AIDS Testing Arrives

AIDS TESTING HAS come to Harvard. As part of a policy affecting the entire U.S. armed forces, Harvard students enrolled in the Reserve Officer Training Corps will be tested to determine whether they are carrying HTLV-III, the virus which causes AIDS. Anyone testing positive will be dismissed from ROTC. Students on ROTC scholarships will lose them. While carriers of the virus do not necessarily develop the disease, the military has embarked on a policy of excluding all carriers from military service. This policy is not only unecessary and unsupported by clinical evidence about AIDS, but also indicative of the attitude of intolerance and misunderstanding that has surrounded the spread of the disease. It is a phobia particularly unacceptable at an institution devoted to enlightenment and tolerance.

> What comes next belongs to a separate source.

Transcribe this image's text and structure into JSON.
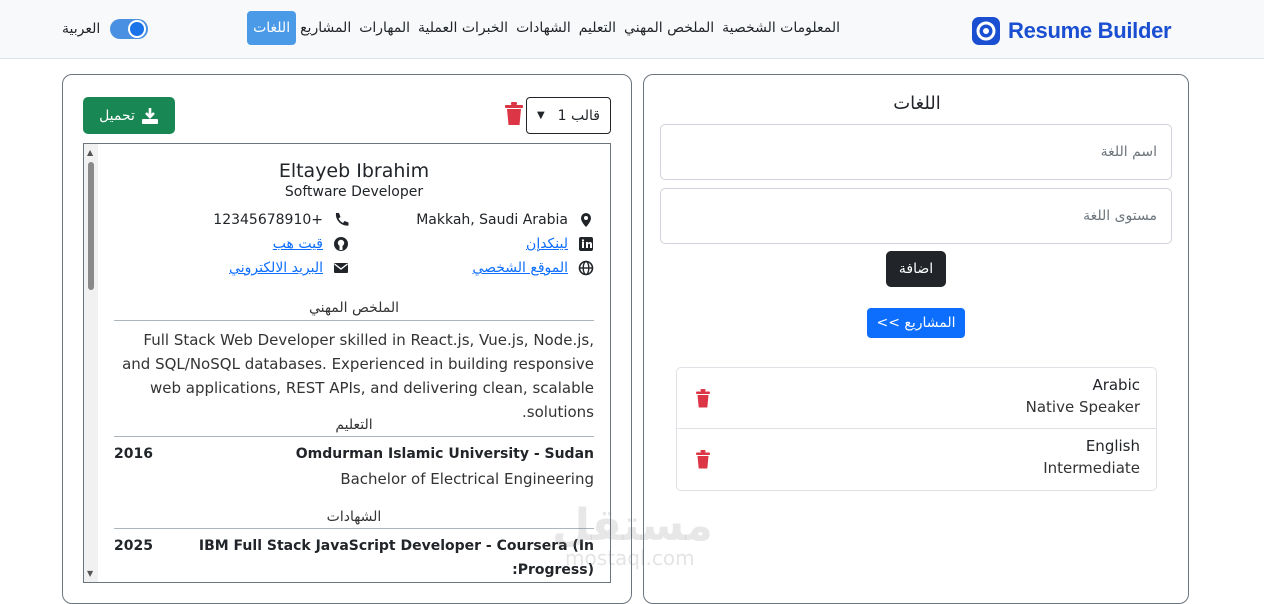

All medical evidence available so far indicates, first, that the HTLV-III virus can only be transmitted by the exchange of body fluids between a carrier and another person--an event that seems no more likely to occur among military personnel than between them and the general population--and, second, that many people carry HTLV-III without developing AIDS. The Department of Defense has expressed concern that carriers may develop the disease if they receive immunizations that are standard for all military personnel. This concern is touching, though there is little clinical evidence to support it. Moreover, people dismissed from active service or from ROTC have already been immunized--the military can hardly be protecting them.

One Navy ROTC cadet enrolled at Harvard offered an alternative explanation: that the military wants to get rid of homosexuals in its ranks. And while top Pentagon officials may not have designed the new screening policy as an overt purge of homosexuals, we can not help but think that the unfounded homophobia associated with AIDS affected their deliberations.

AIDS hysteria and bigotry toward homosexuals have no place at Harvard, and neither does a program like ROTC which is committed to military values and priorities that inevitably conflict with the ideals of openess and tolerance for which, we are so often reminded, the Harvard community stands. The University's priorities are, and must ever be, truth and learning, and not service to country or national security.

This incident is just another reminder that formal University ties to the ROTC program should remain severed. Let's keep ROTC and AIDS testing off the Harvard campus.